It starts with one step at a time . . .
I’m still trying to lift the fog off my brain and adjust to the "real world" again. Yesterday I met a friend for lunch and as I sat in my car, I thought, "can I drive?" I’d adjusted in that short of time to walking or taking public transportation everywhere, a decidedly unfamiliar process in Minnesota where everyone seems to drive, even if it’s just three blocks!
In a very real way, this trip with my family was an experiment to see whether or not living in Korea would ever be a possibility. Right now it’s not in our short term plans – that is, the next few years. But there IS a possibility that it might figure into our 5 to 10-year plan. What I’d hoped would happen did – my kids feel a much stronger Korean identity.
While the time with my family was important and special, the time at the IKAA conference fed my hunger for knowledge. I was able to meet with a great many folks who are researching in a newly emerging field of Korean Adoption studies, both in South Korea and around the world. I’m looking forward to putting together some of the more interesting thoughts on the blog.
My family and I were privileged to be able to meet the women of Mindeulae. Mindeulae is a group of Korean birth parents, all of whom have reunited with their children who were sent for international adoption. This group calls itself "Mindeulae" or, "Dandelion" because like a dandelion they are resilient, can’t be contained, and their "seeds" are scattered across the wind.
The parents of Mindeulae say, "My baby, my hands," meaning that they wanted to raise their own children with their own hands, but had no choice except international adoption. On August 4, 2007, Mindeulae and adoptees and allies joined together to kick off their campaign to gather 1 million signatures to promote services and resources for single parenting and to end international adoption and promote domestic adoption.
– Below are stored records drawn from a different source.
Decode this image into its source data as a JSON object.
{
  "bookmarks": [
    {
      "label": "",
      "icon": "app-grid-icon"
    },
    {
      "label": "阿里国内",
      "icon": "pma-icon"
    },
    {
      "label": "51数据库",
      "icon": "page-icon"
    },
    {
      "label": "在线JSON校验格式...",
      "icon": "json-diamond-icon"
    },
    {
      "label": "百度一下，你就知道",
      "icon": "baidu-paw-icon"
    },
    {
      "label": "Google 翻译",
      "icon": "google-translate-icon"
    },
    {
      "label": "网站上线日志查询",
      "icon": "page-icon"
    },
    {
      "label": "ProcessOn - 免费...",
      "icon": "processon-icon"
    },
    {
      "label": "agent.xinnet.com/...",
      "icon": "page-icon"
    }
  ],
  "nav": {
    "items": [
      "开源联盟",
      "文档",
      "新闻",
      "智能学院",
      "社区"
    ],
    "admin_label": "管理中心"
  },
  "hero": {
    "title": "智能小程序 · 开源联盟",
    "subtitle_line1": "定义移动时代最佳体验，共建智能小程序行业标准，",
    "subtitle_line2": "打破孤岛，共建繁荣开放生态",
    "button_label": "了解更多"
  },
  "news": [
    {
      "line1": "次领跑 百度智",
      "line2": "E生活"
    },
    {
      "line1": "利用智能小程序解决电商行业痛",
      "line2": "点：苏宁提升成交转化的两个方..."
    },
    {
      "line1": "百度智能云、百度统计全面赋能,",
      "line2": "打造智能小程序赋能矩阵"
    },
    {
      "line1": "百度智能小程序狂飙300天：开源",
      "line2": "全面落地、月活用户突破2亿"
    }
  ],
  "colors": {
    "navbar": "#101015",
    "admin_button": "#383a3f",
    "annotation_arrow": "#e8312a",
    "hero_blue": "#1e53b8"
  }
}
The peaceful demonstration went off without any complications other than some rain, and was an emotional and powerful moment in history. While all the conference attendees were invited, probably only about 10% participated in the actual demonstration (there were other conference activities going on at the same time) but I know several supported the demonstration and felt they could not/did not want to take such a public action.
One of the other highlights of the trip was taking my kids to the place where I was found over 37 years ago, the steps of Daegu/Taegu City Hall. There is a new building attached to the older building, and the newer building did not have steps so we walked around to the other side, and voila! There were steps.
My daughter told me that it was hard to believe that someone left me there as a 1-year old and in February too! Do you see the man in the blue shirt in the background? He was curious about why we were taking a photo on the steps and when we explained why we were there, he apologized for not being able to give us a tour of the building (we got there just after the building closed for business). He also acknowledged that we were at the older part of the building.
We also went to White Lily and spoke to one of the sisters there. She is in the process of putting together photo albums of all the children who had been at White Lily since the early 1900’s (it closed in 1994). She had a photo album of the 1970s but was unable to find it, however she did show me two photos of babies and toddlers from about 1971 and just seeing those pictures gave me a better sense of my presence there.
On both the micro (family) level and macro (IKAA) level, this trip was informative and emotional. I also feel more sure than ever that I will be pursuing research through a PhD. I wish I could have spent another week getting to know the other conference attendees. One thing that struck me, while I sat at the opening ceremony on Wednesday morning, was this:
Twenty years from now
and New Delhi
and Addis Ababa
and Guatemala City
among many others . . .
. . . hundreds of adults adoptees will be gathering, forming their own organizations and research symposiums in their birth countries, staging protests, authoring books, and asking the hard questions.
and the others have answers for them?
Will they, like South Korea, apologize?